Part of the Hollywood Foreign Press Association’s mission is to foster greater understanding through world cinema. This year 72 Foreign Language films were submitted for Golden Globes consideration. Here is an overview of one of them.
In this rare film from Syria, the country which is presently engulfed in a bloody civil war, the fates of a few very different people intersect in a single day in the city of Damascus from nine in the morning till four in the afternoon. Theirs is a very strange kind of existence, which oscillates between life and death.
We are introduced to a woman in the hospital, who suffers from cancer, to the Kurdish peasant who tries to save his sick wife by selling his kidney to some underworld types, to the talented ballerina, who loses her ability to dance when her car is blown up, to the critic of the regime recently released from jail, to the family which tries to flee their suburb which has become a war zone. This part of the film, which was obviously filmed before the peaking of the present refugee crisis, is especially telling considering the impact the war has on ordinary people.
Some of these people, like the dying woman and the dissident, we discover, were previously connected, some connect just in passing, but the film collects the threads of their separate lives and connects them into a mosaic of people living their lives no matter what the external circumstances.

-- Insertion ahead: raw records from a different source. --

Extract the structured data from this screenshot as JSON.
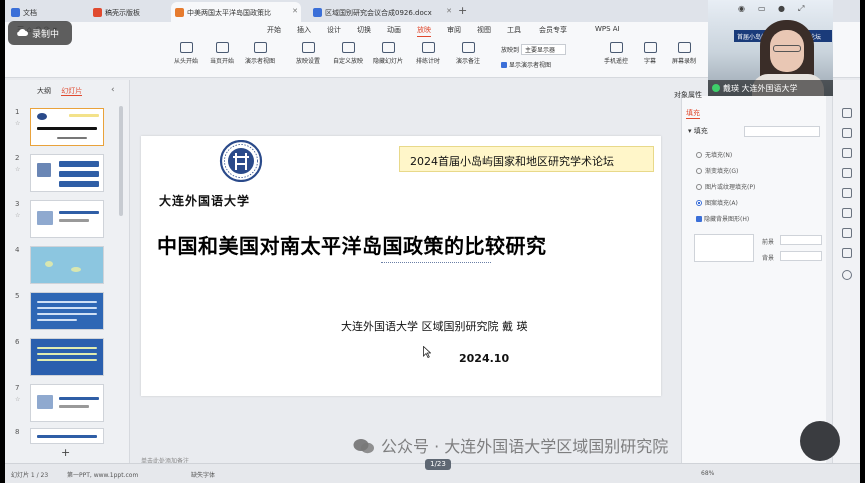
{
  "recording": {
    "label": "录制中"
  },
  "tabs": [
    {
      "label": "文档",
      "color": "#3b6fd8",
      "active": false
    },
    {
      "label": "稿壳示版板",
      "color": "#e04a2f",
      "active": false
    },
    {
      "label": "中美两国太平洋岛国政策比",
      "color": "#e67b2e",
      "active": true
    },
    {
      "label": "区域国别研究会议合成0926.docx",
      "color": "#3b6fd8",
      "active": false
    }
  ],
  "ribbon_tabs": [
    "开始",
    "插入",
    "设计",
    "切换",
    "动画",
    "放映",
    "审阅",
    "视图",
    "工具",
    "会员专享",
    "WPS AI"
  ],
  "ribbon_selected_tab": "放映",
  "ribbon_buttons": [
    "从头开始",
    "当页开始",
    "演示者视图",
    "放映设置",
    "自定义放映",
    "隐藏幻灯片",
    "排练计时",
    "演示备注",
    "手机遥控",
    "字幕",
    "屏幕录制"
  ],
  "ribbon_small": {
    "monitor_label": "放映到",
    "monitor_value": "主要显示器",
    "presenter_view_check": "显示演示者视图"
  },
  "video": {
    "name": "戴瑛 大连外国语大学",
    "banner": "首届小岛屿国家和地区学术论坛"
  },
  "left_panel": {
    "tabs": [
      "大纲",
      "幻灯片"
    ],
    "selected": "幻灯片",
    "slide_numbers": [
      "1",
      "2",
      "3",
      "4",
      "5",
      "6",
      "7",
      "8"
    ],
    "add_button": "+"
  },
  "slide": {
    "university": "大连外国语大学",
    "forum_banner": "2024首届小岛屿国家和地区研究学术论坛",
    "title": "中国和美国对南太平洋岛国政策的比较研究",
    "affiliation": "大连外国语大学  区域国别研究院    戴 瑛",
    "date": "2024.10"
  },
  "notes_placeholder": "单击此处添加备注",
  "right_panel": {
    "header": "对象属性",
    "tab": "填充",
    "section": "填充",
    "options": [
      "无填充(N)",
      "渐变填充(G)",
      "图片或纹理填充(P)",
      "图案填充(A)",
      "隐藏背景图形(H)"
    ],
    "selected_option": "图案填充(A)",
    "checked_option": "隐藏背景图形(H)",
    "fg_label": "前景",
    "bg_label": "背景"
  },
  "status": {
    "slide_info": "幻灯片 1 / 23",
    "theme": "第一PPT, www.1ppt.com",
    "font_warning": "缺失字体",
    "zoom": "68%",
    "page_counter": "1/23"
  },
  "watermark": "公众号 · 大连外国语大学区域国别研究院"
}
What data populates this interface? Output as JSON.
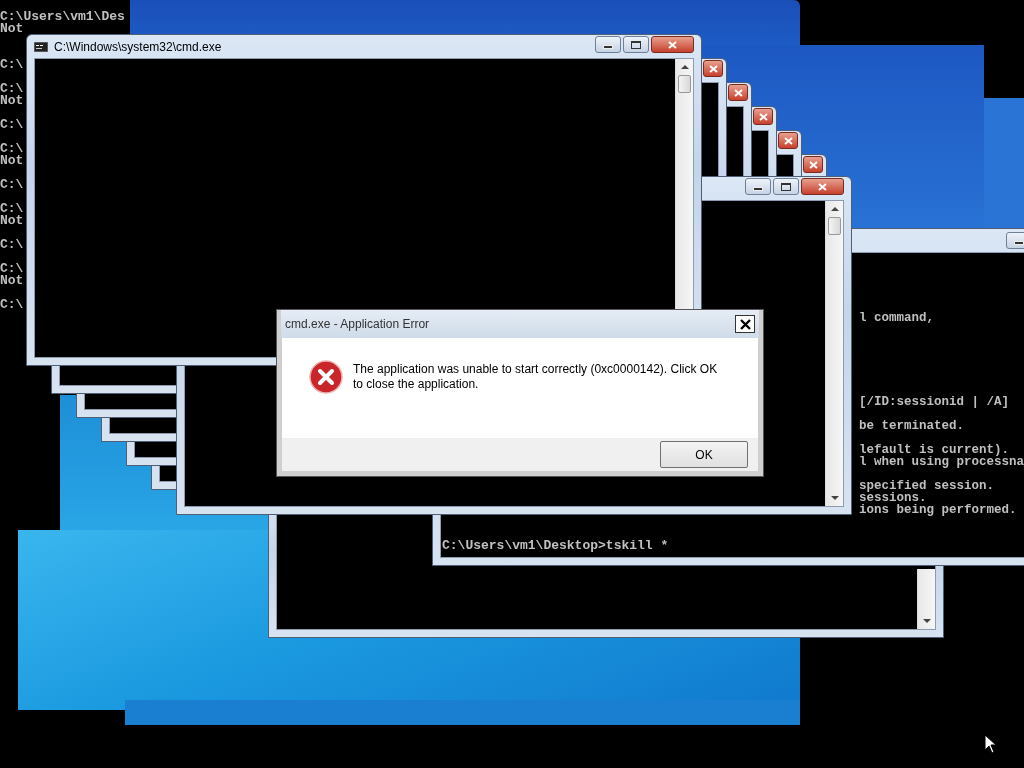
{
  "background_console": {
    "blocks": [
      [
        "C:\\Users\\vm1\\Des",
        "Not"
      ],
      [
        "C:\\"
      ],
      [
        "C:\\",
        "Not"
      ],
      [
        "C:\\"
      ],
      [
        "C:\\",
        "Not"
      ],
      [
        "C:\\"
      ],
      [
        "C:\\",
        "Not"
      ],
      [
        "C:\\"
      ],
      [
        "C:\\",
        "Not"
      ],
      [
        "C:\\"
      ]
    ]
  },
  "main_window": {
    "title": "C:\\Windows\\system32\\cmd.exe"
  },
  "console_window": {
    "output_blocks": [
      [
        "l command,"
      ],
      [
        "[/ID:sessionid | /A]"
      ],
      [
        "be terminated."
      ],
      [
        "lefault is current).",
        "l when using processna"
      ],
      [
        "specified session.",
        "sessions.",
        "ions being performed."
      ]
    ],
    "prompt": "C:\\Users\\vm1\\Desktop>tskill *"
  },
  "error_dialog": {
    "title": "cmd.exe - Application Error",
    "message": "The application was unable to start correctly (0xc0000142). Click OK to close the application.",
    "buttons": [
      "OK"
    ]
  }
}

The story, which develops around the seemingly semi-normal background of the once bustling Middle Eastern capital, skillfully balances between normal and insane. We see normal traffic on the clean boulevards. But in the background one can clearly hear the constant sound of ambulance sirens and not so distant artillery cannons.

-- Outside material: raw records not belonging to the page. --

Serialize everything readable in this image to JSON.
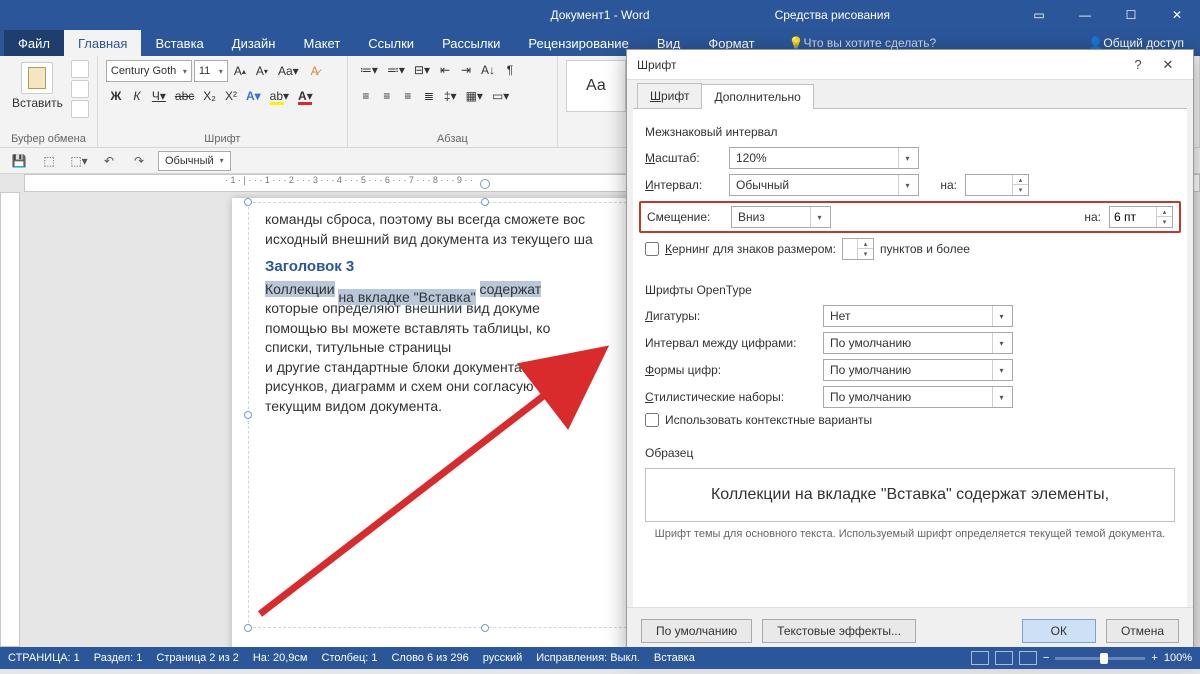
{
  "titlebar": {
    "title": "Документ1 - Word",
    "drawing_tools": "Средства рисования"
  },
  "ribbon_tabs": {
    "file": "Файл",
    "tabs": [
      "Главная",
      "Вставка",
      "Дизайн",
      "Макет",
      "Ссылки",
      "Рассылки",
      "Рецензирование",
      "Вид",
      "Формат"
    ],
    "active": "Главная",
    "tell_me": "Что вы хотите сделать?",
    "share": "Общий доступ"
  },
  "ribbon": {
    "clipboard": {
      "paste": "Вставить",
      "label": "Буфер обмена"
    },
    "font": {
      "name": "Century Goth",
      "size": "11",
      "bold": "Ж",
      "italic": "К",
      "underline": "Ч",
      "strike": "abc",
      "sub": "X₂",
      "sup": "X²",
      "label": "Шрифт"
    },
    "paragraph": {
      "label": "Абзац"
    }
  },
  "quickbar": {
    "style": "Обычный"
  },
  "ruler": "· 1 ·  |  · · · 1 · · · 2 · · · 3 · · · 4 · · · 5 · · · 6 · · · 7 · · · 8 · · · 9 · ·",
  "document": {
    "top1": "команды сброса, поэтому вы всегда сможете вос",
    "top2": "исходный внешний вид документа из текущего ша",
    "heading": "Заголовок 3",
    "sel1": "Коллекции",
    "sel2": "на вкладке \"Вставка\"",
    "sel3": "содержат",
    "p1": "которые определяют внешний вид докуме",
    "p2": "помощью вы можете вставлять таблицы, ко",
    "p3": "списки, титульные страницы",
    "p4": "и другие стандартные блоки документа. П",
    "p5": "рисунков, диаграмм и схем они согласую",
    "p6": "текущим видом документа."
  },
  "dialog": {
    "title": "Шрифт",
    "tab_font_u": "Ш",
    "tab_font": "рифт",
    "tab_adv_u": "Д",
    "tab_adv": "ополнительно",
    "section_spacing": "Межзнаковый интервал",
    "scale_lbl_u": "М",
    "scale_lbl": "асштаб:",
    "scale_val": "120%",
    "spacing_lbl_u": "И",
    "spacing_lbl": "нтервал:",
    "spacing_val": "Обычный",
    "spacing_by": "на:",
    "spacing_by_val": "",
    "position_lbl": "Смещение:",
    "position_val": "Вниз",
    "position_by": "на:",
    "position_by_val": "6 пт",
    "kerning_lbl_u": "К",
    "kerning_lbl": "ернинг для знаков размером:",
    "kerning_after": "пунктов и более",
    "section_opentype": "Шрифты OpenType",
    "ligatures_lbl_u": "Л",
    "ligatures_lbl": "игатуры:",
    "ligatures_val": "Нет",
    "numspacing_lbl": "Интервал между цифрами:",
    "numspacing_val": "По умолчанию",
    "numform_lbl_u": "Ф",
    "numform_lbl": "ормы цифр:",
    "numform_val": "По умолчанию",
    "styleset_lbl_u": "С",
    "styleset_lbl": "тилистические наборы:",
    "styleset_val": "По умолчанию",
    "contextual": "Использовать контекстные варианты",
    "sample_lbl": "Образец",
    "sample_text": "Коллекции на вкладке \"Вставка\" содержат элементы,",
    "sample_note": "Шрифт темы для основного текста. Используемый шрифт определяется текущей темой документа.",
    "btn_default": "По умолчанию",
    "btn_default_u": "ю",
    "btn_effects": "Текстовые эффекты...",
    "btn_effects_u": "э",
    "btn_ok": "ОК",
    "btn_cancel": "Отмена"
  },
  "statusbar": {
    "page": "СТРАНИЦА: 1",
    "section": "Раздел: 1",
    "pages": "Страница 2 из 2",
    "at": "На: 20,9см",
    "col": "Столбец: 1",
    "words": "Слово 6 из 296",
    "lang": "русский",
    "track": "Исправления: Выкл.",
    "insert": "Вставка",
    "zoom": "100%"
  }
}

Closer to the end the film offers some hope by offering the episode in which a woman gives birth by the side of the road when the van she was driven in to the hospital stalls.
Four O’clock at Paradise is a film by director Mohammad Abdulaziz, which was co-produced by Syria, Algeria and Egypt. It won the Special Jury Award at the 31st Alexandria Film Festival in Egypt. The Alexandria Film Festival also bestowed its Faten Hamama Award for Best Actress to Nawwar Yusef for her role in the film.